The most striking thing about the legacy of Mary Tyler Moore—both the woman and the eponymous show—is how multi-faceted it is. The show was not just the first model of a single woman leading a sitcom, nor the first of a respected professional woman successfully navigating a workplace, nor the first to toy with the will they/won’t they relationship between the protagonist and her boss, nor the first to show kooky female friendships untethered by male partners, nor the first acknowledging the utility of birth control, nor the first staffed to any reasonable extent by women, nor the first to employ real anecdotes from said women as joke engines for scripts, nor the first to go out on top and write itself into a satisfying conclusion, nor the first to feature the gorgeous interiors of old Victorian homes in the snowy, wonderful Twin Cities (hi, old college digs).
It was all those things, and each one (save, perhaps, for the continued showcasing of Victorian homes in Minneapolis) has snowballed its way through television history to give us the wide array of single-lady-centered, female-helmed comedies that so often dominate the cultural conversation today. Cheers, Murphy Brown, Caroline in the City, Friends, 30 Rock, Playing House, Broad City, Two Broke Girls, New Girl, Girls (so many girls)—all of them found a road to success because of the paving stones laid by Mary Richards and The Mary Tyler Moore Show.
Moore herself cast just as long and complex a shadow following the success of The Mary Tyler Moore Show, finding an Oscar nomination for her completely unexpected dramatic (and wrenching) work on the film Ordinary People (1980), a prominent role in social justice and philanthropy through her work supporting diabetes research and animal welfare, and a late-in-life public showing of ambivalence for the title feminist, along with her deep regret towards her decision to pursue her career over staying at home to be a full-time mother to her only son, as well as the admission that she would have campaigned for John McCain, had he asked her—all points which, for many fans, might seem to stand in stark contrast to the model of ambitious feminism that Mary Richards embodied.

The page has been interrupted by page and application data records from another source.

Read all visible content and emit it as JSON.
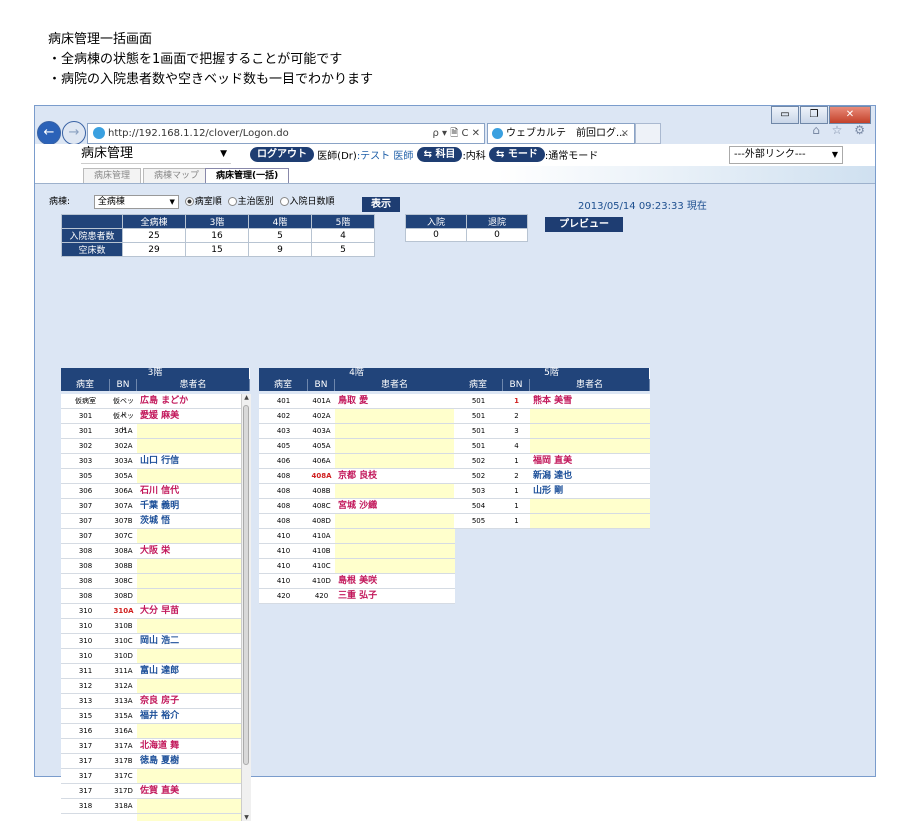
{
  "caption": {
    "title": "病床管理一括画面",
    "line1": "・全病棟の状態を1画面で把握することが可能です",
    "line2": "・病院の入院患者数や空きベッド数も一目でわかります"
  },
  "browser": {
    "url": "http://192.168.1.12/clover/Logon.do",
    "addr_tools": "ρ ▾ 🗎 C ✕",
    "tab_title": "ウェブカルテ　前回ログ...",
    "tab_close": "×",
    "right_icons": "⌂ ☆ ⚙",
    "win_min": "▭",
    "win_max": "❐",
    "win_close": "✕"
  },
  "appbar": {
    "module_select": "病床管理",
    "logout": "ログアウト",
    "doctor_label": "医師(Dr)",
    "user": ":テスト 医師",
    "dept_btn": "科目",
    "dept_val": ":内科",
    "mode_btn": "モード",
    "mode_val": ":通常モード",
    "ext_link": "---外部リンク---"
  },
  "tabs": [
    "病床管理",
    "病棟マップ",
    "病床管理(一括)"
  ],
  "controls": {
    "ward_label": "病棟:",
    "ward_value": "全病棟",
    "radio1": "病室順",
    "radio2": "主治医別",
    "radio3": "入院日数順",
    "display_btn": "表示",
    "datetime": "2013/05/14 09:23:33 現在",
    "preview_btn": "プレビュー"
  },
  "summary": {
    "headers": [
      "全病棟",
      "3階",
      "4階",
      "5階"
    ],
    "rows": [
      {
        "label": "入院患者数",
        "values": [
          "25",
          "16",
          "5",
          "4"
        ]
      },
      {
        "label": "空床数",
        "values": [
          "29",
          "15",
          "9",
          "5"
        ]
      }
    ],
    "adm_headers": [
      "入院",
      "退院"
    ],
    "adm_values": [
      "0",
      "0"
    ]
  },
  "wards": [
    {
      "title": "3階",
      "cols": [
        "病室",
        "BN",
        "患者名"
      ],
      "rows": [
        {
          "room": "仮病室",
          "bn": "仮ベッド",
          "name": "広島 まどか",
          "g": "f"
        },
        {
          "room": "301",
          "bn": "仮ベッド",
          "name": "愛媛 麻美",
          "g": "f"
        },
        {
          "room": "301",
          "bn": "301A",
          "name": "",
          "g": ""
        },
        {
          "room": "302",
          "bn": "302A",
          "name": "",
          "g": ""
        },
        {
          "room": "303",
          "bn": "303A",
          "name": "山口 行信",
          "g": "m"
        },
        {
          "room": "305",
          "bn": "305A",
          "name": "",
          "g": ""
        },
        {
          "room": "306",
          "bn": "306A",
          "name": "石川 信代",
          "g": "f"
        },
        {
          "room": "307",
          "bn": "307A",
          "name": "千葉 義明",
          "g": "m"
        },
        {
          "room": "307",
          "bn": "307B",
          "name": "茨城 悟",
          "g": "m"
        },
        {
          "room": "307",
          "bn": "307C",
          "name": "",
          "g": ""
        },
        {
          "room": "308",
          "bn": "308A",
          "name": "大阪 栄",
          "g": "f"
        },
        {
          "room": "308",
          "bn": "308B",
          "name": "",
          "g": ""
        },
        {
          "room": "308",
          "bn": "308C",
          "name": "",
          "g": ""
        },
        {
          "room": "308",
          "bn": "308D",
          "name": "",
          "g": ""
        },
        {
          "room": "310",
          "bn": "310A",
          "name": "大分 早苗",
          "g": "f",
          "red": true
        },
        {
          "room": "310",
          "bn": "310B",
          "name": "",
          "g": ""
        },
        {
          "room": "310",
          "bn": "310C",
          "name": "岡山 浩二",
          "g": "m"
        },
        {
          "room": "310",
          "bn": "310D",
          "name": "",
          "g": ""
        },
        {
          "room": "311",
          "bn": "311A",
          "name": "富山 達郎",
          "g": "m"
        },
        {
          "room": "312",
          "bn": "312A",
          "name": "",
          "g": ""
        },
        {
          "room": "313",
          "bn": "313A",
          "name": "奈良 房子",
          "g": "f"
        },
        {
          "room": "315",
          "bn": "315A",
          "name": "福井 裕介",
          "g": "m"
        },
        {
          "room": "316",
          "bn": "316A",
          "name": "",
          "g": ""
        },
        {
          "room": "317",
          "bn": "317A",
          "name": "北海道 舞",
          "g": "f"
        },
        {
          "room": "317",
          "bn": "317B",
          "name": "徳島 夏樹",
          "g": "m"
        },
        {
          "room": "317",
          "bn": "317C",
          "name": "",
          "g": ""
        },
        {
          "room": "317",
          "bn": "317D",
          "name": "佐賀 直美",
          "g": "f"
        },
        {
          "room": "318",
          "bn": "318A",
          "name": "",
          "g": ""
        },
        {
          "room": "",
          "bn": "",
          "name": "",
          "g": ""
        }
      ]
    },
    {
      "title": "4階",
      "cols": [
        "病室",
        "BN",
        "患者名"
      ],
      "rows": [
        {
          "room": "401",
          "bn": "401A",
          "name": "鳥取 愛",
          "g": "f"
        },
        {
          "room": "402",
          "bn": "402A",
          "name": "",
          "g": ""
        },
        {
          "room": "403",
          "bn": "403A",
          "name": "",
          "g": ""
        },
        {
          "room": "405",
          "bn": "405A",
          "name": "",
          "g": ""
        },
        {
          "room": "406",
          "bn": "406A",
          "name": "",
          "g": ""
        },
        {
          "room": "408",
          "bn": "408A",
          "name": "京都 良枝",
          "g": "f",
          "red": true
        },
        {
          "room": "408",
          "bn": "408B",
          "name": "",
          "g": ""
        },
        {
          "room": "408",
          "bn": "408C",
          "name": "宮城 沙織",
          "g": "f"
        },
        {
          "room": "408",
          "bn": "408D",
          "name": "",
          "g": ""
        },
        {
          "room": "410",
          "bn": "410A",
          "name": "",
          "g": ""
        },
        {
          "room": "410",
          "bn": "410B",
          "name": "",
          "g": ""
        },
        {
          "room": "410",
          "bn": "410C",
          "name": "",
          "g": ""
        },
        {
          "room": "410",
          "bn": "410D",
          "name": "島根 美咲",
          "g": "f"
        },
        {
          "room": "420",
          "bn": "420",
          "name": "三重 弘子",
          "g": "f"
        }
      ]
    },
    {
      "title": "5階",
      "cols": [
        "病室",
        "BN",
        "患者名"
      ],
      "rows": [
        {
          "room": "501",
          "bn": "1",
          "name": "熊本 美雪",
          "g": "f",
          "red": true
        },
        {
          "room": "501",
          "bn": "2",
          "name": "",
          "g": ""
        },
        {
          "room": "501",
          "bn": "3",
          "name": "",
          "g": ""
        },
        {
          "room": "501",
          "bn": "4",
          "name": "",
          "g": ""
        },
        {
          "room": "502",
          "bn": "1",
          "name": "福岡 直美",
          "g": "f"
        },
        {
          "room": "502",
          "bn": "2",
          "name": "新潟 達也",
          "g": "m"
        },
        {
          "room": "503",
          "bn": "1",
          "name": "山形 剛",
          "g": "m"
        },
        {
          "room": "504",
          "bn": "1",
          "name": "",
          "g": ""
        },
        {
          "room": "505",
          "bn": "1",
          "name": "",
          "g": ""
        }
      ]
    }
  ]
}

There’s another legacy to add to the list: the challenge faced by women helming their own series of separating their onscreen persona from their real-life ones, of which Mindy Kaling is only one recent heir.
But this complicated sort of legacy is perhaps the best one to leave behind. We all, as the poet says, contain multitudes; may we all be so hardworking and lucky as Mary Tyler Moore to leave so many rich complications for our cultural descendants.